*** Data to use
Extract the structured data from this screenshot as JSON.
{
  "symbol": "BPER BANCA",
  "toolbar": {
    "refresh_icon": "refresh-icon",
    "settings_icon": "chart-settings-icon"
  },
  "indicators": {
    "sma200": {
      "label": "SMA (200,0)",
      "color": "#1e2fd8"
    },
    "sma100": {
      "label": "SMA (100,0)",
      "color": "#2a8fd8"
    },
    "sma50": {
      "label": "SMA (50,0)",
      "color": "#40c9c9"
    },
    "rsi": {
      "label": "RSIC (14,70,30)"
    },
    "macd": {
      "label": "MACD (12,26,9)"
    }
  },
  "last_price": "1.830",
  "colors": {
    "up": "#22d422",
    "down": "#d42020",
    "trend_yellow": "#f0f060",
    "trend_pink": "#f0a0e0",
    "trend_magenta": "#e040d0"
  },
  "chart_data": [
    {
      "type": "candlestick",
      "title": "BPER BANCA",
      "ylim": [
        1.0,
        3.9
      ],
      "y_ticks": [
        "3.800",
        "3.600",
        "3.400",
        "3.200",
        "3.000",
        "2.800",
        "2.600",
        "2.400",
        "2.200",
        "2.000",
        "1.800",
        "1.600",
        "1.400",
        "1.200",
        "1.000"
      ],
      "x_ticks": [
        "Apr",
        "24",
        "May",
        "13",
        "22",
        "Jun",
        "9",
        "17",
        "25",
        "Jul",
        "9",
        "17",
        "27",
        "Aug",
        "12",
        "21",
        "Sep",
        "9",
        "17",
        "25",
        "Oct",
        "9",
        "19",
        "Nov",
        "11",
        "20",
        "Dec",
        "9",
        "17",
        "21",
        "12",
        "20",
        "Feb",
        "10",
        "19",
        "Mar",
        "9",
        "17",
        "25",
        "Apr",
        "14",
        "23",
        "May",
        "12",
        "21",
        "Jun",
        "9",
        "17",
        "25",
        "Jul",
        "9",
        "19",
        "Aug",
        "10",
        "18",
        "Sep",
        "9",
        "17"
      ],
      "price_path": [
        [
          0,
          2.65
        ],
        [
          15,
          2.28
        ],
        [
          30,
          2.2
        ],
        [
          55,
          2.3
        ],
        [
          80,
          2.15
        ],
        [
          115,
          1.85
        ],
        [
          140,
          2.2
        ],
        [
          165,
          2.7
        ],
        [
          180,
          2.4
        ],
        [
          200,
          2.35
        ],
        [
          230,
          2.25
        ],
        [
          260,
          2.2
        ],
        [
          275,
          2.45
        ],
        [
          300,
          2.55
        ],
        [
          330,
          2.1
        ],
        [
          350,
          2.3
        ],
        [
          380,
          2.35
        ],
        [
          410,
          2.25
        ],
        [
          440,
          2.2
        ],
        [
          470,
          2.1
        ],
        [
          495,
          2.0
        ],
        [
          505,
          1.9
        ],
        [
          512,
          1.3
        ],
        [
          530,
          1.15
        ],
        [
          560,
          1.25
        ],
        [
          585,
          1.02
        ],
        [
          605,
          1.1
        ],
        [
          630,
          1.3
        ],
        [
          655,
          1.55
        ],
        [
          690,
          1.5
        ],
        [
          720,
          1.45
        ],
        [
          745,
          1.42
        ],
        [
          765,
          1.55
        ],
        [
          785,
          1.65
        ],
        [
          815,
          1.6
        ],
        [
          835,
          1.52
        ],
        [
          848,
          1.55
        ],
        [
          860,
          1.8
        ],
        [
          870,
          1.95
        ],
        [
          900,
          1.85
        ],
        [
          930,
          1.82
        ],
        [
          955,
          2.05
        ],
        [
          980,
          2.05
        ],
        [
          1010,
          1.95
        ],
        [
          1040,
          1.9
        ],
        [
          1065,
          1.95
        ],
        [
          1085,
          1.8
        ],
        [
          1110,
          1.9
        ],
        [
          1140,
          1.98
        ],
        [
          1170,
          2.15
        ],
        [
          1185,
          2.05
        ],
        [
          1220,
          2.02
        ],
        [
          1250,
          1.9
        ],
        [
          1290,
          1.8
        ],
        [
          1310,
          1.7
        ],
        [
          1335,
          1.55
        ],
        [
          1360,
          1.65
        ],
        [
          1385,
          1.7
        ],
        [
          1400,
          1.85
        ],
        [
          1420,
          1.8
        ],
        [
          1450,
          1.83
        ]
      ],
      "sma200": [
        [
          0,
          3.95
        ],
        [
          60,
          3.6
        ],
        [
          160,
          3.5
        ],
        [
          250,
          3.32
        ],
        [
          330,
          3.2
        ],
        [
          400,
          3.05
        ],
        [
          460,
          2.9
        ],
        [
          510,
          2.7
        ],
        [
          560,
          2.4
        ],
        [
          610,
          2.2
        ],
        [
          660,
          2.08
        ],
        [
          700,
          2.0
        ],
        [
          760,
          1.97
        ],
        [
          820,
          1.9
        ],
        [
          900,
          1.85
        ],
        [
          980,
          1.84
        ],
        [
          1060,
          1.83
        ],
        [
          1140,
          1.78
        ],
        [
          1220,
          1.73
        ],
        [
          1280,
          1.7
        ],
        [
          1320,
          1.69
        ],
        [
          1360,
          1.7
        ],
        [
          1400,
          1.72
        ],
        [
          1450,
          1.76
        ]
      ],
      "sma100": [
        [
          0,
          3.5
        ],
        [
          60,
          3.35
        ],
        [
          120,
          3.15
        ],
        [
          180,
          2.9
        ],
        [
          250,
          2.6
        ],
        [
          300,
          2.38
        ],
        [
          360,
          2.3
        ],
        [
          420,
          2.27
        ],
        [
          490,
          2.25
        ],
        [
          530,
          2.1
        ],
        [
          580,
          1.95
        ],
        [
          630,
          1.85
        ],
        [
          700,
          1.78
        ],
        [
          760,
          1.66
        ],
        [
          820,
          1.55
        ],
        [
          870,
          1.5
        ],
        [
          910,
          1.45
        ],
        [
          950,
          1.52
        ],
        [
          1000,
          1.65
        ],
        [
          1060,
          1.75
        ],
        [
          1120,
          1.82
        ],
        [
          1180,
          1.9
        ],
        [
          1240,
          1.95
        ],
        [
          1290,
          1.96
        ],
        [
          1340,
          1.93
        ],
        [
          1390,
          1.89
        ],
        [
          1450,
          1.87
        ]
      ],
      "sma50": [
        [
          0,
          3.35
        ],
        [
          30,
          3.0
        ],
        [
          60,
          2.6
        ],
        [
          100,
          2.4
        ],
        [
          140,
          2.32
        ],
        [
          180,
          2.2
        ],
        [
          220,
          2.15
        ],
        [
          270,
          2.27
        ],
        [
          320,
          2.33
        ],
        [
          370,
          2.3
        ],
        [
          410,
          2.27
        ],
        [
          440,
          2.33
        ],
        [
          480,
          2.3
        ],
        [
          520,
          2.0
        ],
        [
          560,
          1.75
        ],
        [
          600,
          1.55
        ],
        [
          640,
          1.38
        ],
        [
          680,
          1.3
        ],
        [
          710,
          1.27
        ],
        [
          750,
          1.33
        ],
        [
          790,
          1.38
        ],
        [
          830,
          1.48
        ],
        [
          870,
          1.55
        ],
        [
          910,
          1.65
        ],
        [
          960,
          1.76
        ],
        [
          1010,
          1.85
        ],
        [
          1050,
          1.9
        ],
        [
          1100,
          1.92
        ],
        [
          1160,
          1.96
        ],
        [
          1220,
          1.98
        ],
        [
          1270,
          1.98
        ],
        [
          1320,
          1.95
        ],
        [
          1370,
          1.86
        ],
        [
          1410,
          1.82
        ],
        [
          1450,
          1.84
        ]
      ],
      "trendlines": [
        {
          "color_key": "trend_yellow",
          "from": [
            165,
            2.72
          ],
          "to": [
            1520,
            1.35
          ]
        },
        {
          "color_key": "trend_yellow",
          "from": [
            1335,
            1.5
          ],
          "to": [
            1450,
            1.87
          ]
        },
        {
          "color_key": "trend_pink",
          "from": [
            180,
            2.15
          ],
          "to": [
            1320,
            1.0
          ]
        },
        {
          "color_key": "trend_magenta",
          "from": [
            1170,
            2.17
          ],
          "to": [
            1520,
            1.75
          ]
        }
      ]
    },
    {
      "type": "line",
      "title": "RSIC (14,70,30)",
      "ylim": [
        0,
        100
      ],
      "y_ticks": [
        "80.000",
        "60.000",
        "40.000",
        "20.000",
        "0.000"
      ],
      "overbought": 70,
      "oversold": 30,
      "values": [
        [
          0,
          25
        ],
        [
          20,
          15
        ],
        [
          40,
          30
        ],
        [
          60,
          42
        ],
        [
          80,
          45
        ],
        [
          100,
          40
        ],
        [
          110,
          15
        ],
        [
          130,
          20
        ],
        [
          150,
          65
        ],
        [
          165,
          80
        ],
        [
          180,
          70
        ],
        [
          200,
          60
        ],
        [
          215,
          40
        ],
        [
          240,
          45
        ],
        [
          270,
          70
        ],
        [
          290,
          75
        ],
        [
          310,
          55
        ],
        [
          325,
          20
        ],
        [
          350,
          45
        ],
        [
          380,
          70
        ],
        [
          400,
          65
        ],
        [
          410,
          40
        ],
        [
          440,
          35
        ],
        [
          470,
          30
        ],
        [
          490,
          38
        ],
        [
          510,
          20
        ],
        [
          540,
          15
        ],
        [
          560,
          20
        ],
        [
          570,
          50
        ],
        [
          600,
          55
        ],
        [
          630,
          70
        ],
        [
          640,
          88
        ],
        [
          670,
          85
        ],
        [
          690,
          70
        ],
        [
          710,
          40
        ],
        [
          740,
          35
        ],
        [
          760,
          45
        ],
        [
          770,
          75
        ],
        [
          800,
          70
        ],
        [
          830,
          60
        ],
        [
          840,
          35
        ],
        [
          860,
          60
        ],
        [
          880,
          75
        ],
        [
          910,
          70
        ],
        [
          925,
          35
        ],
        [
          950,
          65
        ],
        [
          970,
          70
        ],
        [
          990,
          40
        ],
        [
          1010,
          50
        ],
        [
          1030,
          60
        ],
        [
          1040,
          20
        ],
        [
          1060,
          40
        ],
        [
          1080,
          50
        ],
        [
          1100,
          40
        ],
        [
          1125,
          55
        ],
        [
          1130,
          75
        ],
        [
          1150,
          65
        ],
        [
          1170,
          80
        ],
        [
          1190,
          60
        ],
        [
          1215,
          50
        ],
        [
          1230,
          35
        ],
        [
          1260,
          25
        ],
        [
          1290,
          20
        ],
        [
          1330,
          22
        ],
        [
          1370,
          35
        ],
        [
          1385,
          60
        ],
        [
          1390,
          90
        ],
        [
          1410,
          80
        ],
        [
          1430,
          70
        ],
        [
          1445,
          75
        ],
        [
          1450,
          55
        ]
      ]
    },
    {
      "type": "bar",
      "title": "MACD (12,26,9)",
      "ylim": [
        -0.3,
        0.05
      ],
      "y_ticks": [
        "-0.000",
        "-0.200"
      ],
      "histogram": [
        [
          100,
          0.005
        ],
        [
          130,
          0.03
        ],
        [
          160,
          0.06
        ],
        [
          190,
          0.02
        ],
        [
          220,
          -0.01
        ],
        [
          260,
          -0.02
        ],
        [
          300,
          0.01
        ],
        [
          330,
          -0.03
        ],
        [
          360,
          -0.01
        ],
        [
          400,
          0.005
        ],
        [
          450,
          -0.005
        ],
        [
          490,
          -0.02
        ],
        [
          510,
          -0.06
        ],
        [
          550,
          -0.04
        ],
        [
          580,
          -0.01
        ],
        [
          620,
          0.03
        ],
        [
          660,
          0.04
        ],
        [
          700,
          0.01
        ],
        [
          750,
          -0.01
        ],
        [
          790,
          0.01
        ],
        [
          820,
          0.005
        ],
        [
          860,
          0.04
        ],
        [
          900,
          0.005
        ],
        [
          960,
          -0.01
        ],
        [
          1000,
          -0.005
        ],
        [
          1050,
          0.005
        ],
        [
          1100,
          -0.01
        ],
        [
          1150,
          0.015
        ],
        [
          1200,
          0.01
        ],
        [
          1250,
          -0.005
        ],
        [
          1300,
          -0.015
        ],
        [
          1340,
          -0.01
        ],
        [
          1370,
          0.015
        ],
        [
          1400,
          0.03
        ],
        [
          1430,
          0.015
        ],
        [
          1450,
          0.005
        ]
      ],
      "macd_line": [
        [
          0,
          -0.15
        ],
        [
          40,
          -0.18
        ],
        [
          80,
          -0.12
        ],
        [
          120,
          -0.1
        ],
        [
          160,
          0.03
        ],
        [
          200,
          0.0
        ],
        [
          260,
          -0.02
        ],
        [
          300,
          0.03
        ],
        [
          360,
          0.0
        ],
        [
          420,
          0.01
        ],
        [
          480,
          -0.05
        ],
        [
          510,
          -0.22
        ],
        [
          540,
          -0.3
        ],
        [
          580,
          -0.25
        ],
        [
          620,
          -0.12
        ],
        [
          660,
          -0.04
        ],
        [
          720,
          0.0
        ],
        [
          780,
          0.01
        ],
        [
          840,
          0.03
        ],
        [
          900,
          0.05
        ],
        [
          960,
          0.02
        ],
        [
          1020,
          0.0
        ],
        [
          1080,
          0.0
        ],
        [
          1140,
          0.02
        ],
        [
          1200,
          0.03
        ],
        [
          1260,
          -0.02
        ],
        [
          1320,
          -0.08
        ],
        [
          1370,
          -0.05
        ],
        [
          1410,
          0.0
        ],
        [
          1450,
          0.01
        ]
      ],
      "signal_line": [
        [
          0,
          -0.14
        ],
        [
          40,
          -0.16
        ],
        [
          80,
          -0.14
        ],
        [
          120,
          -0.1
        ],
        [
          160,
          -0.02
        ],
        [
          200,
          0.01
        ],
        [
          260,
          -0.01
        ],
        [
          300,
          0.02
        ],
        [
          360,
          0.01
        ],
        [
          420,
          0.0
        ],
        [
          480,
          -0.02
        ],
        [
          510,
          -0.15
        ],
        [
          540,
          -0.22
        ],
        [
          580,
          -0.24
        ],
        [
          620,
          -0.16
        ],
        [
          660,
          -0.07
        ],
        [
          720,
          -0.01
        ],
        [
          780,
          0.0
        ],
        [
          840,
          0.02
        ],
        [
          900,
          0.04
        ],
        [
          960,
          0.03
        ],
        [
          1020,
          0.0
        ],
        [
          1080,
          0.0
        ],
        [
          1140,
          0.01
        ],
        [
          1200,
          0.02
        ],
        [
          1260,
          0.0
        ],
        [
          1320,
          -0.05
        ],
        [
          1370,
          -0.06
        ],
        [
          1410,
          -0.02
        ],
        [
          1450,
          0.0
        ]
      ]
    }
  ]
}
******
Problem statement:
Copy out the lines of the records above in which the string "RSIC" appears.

Exercise result:
      "label": "RSIC (14,70,30)"
      "title": "RSIC (14,70,30)",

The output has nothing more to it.